Approximately 320 workers were on or near the pier when, at 10:18 p.m., a series of massive explosions over several seconds destroyed everything and everyone in the vicinity. The blasts were felt as far away as Nevada and the resulting damage extended as far as San Francisco. Every building in Port Chicago was damaged and people were literally knocked off their feet. Smoke and fire extended nearly two miles into the air. The pilot of a plane flying at 9,000 feet in the area claimed that metal chunks from the explosion flew past him.

Nearly two-thirds of the people killed at Port Chicago were African-American enlisted men in the Navy—15 percent of all African-Americans killed during World War II. The surviving men in these units, who helped put out the fires and saw the horrors firsthand, were quickly reassigned to Mare Island.

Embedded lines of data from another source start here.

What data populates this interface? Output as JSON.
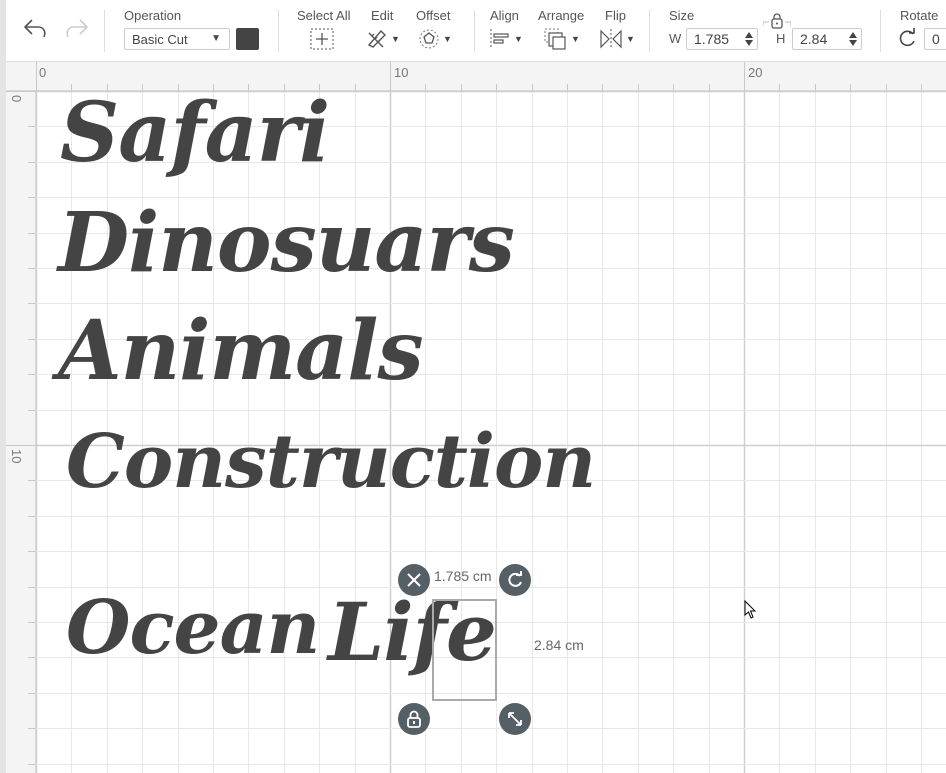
{
  "toolbar": {
    "undo_icon": "undo-icon",
    "redo_icon": "redo-icon",
    "operation": {
      "label": "Operation",
      "value": "Basic Cut",
      "color": "#444444"
    },
    "select_all": {
      "label": "Select All",
      "icon": "select-all-icon"
    },
    "edit": {
      "label": "Edit",
      "icon": "pencil-ruler-icon"
    },
    "offset": {
      "label": "Offset",
      "icon": "offset-icon"
    },
    "align": {
      "label": "Align",
      "icon": "align-icon"
    },
    "arrange": {
      "label": "Arrange",
      "icon": "arrange-icon"
    },
    "flip": {
      "label": "Flip",
      "icon": "flip-icon"
    },
    "size": {
      "label": "Size",
      "w_label": "W",
      "w_value": "1.785",
      "h_label": "H",
      "h_value": "2.84",
      "lock_icon": "lock-icon"
    },
    "rotate": {
      "label": "Rotate",
      "value": "0",
      "icon": "rotate-icon"
    }
  },
  "rulers": {
    "horizontal": [
      "0",
      "10",
      "20"
    ],
    "vertical": [
      "0",
      "10"
    ]
  },
  "canvas": {
    "words": [
      "Safari",
      "Dinosuars",
      "Animals",
      "Construction",
      "Ocean",
      "Life"
    ],
    "selection": {
      "width_label": "1.785 cm",
      "height_label": "2.84 cm",
      "handles": [
        "close-icon",
        "rotate-icon",
        "lock-icon",
        "resize-icon"
      ]
    }
  }
}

Less than a month later, when ordered to load more munitions, but still having received no training, 258 African-American sailors refused to carry out the orders. Two hundred and eight of them were then sentenced to bad conduct discharges and pay forfeiture. The remaining 50 men were put on trial for general court martial. They were sentenced to between 8 and 15 years of hard labor, though two years later all were given clemency. A 1994 review of the trials revealed race played a large factor in the harsh sentences. In December 1999, President Clinton pardoned Freddie Meeks, one of only three of the 50 convicted sailors known to be alive at the time.

The Port Chicago disaster eventually led to the implementation of far safer procedures for loading ammunition. In addition, greater emphasis was put on proper training in explosives handling and the munitions themselves were altered for greater safety. There is now a national memorial to the victims at the site.

 

 

Society Notes

By Darlene Bright, History Center Director

 

We’re doing it again this Summer!

Guided Tour

Historic Carolina Beach Boardwalk

10 am every Tuesday!

June 18, 2019 – September 3, 2019

 50 minutes walking tour

 

 

ELECTIONS!

Elected at the July Meeting  for the 2019-2020 Year.

President — Elaine Henson

Vice President — Lauren Gibbs

Secretary — vacant,

Treasurer-Eddie Capel.

Board Members for 2019-2021 – John Moseley, Byron Moore, Brenda Coffey, Jay Winner.

  

  • The History Center recorded 93 visitors in June. There were 71 people at the July meeting!
  • The History Center was used by the Got-Em-On Live Bait Club.
  • Welcome to new members James and Dianne Braswell of Carolina Beach, Jeffrey and Kathleen Bockert of Kinston, and new business member Bullard Realty of Carolina Beach.
  • Thanks to Jim Kohler for helping with the July Newsletter.
  • Thanks to Juanita Winner and Barbara Smith for providing refreshments for the July Meeting.

Plaque Program

Our Plaque program is back on track and we’re receiving almost one application a month! We want to especially thank Ned Barnes and his staff for volunteering to do the title searches on the properties.  This makes the approval of an application much easier on the property owner and on our review committee.

Ned is a longtime business member and supporter of the Society.  If you see Ned, be sure to give him a big thank you for all his support and we highly recommend him for any legal needs you may have.  He’s right on the island at Pleasure Island Plaza, 1009 Lake Park Boulevard, North or call at 910-458-4466.  Thanks again, Ned!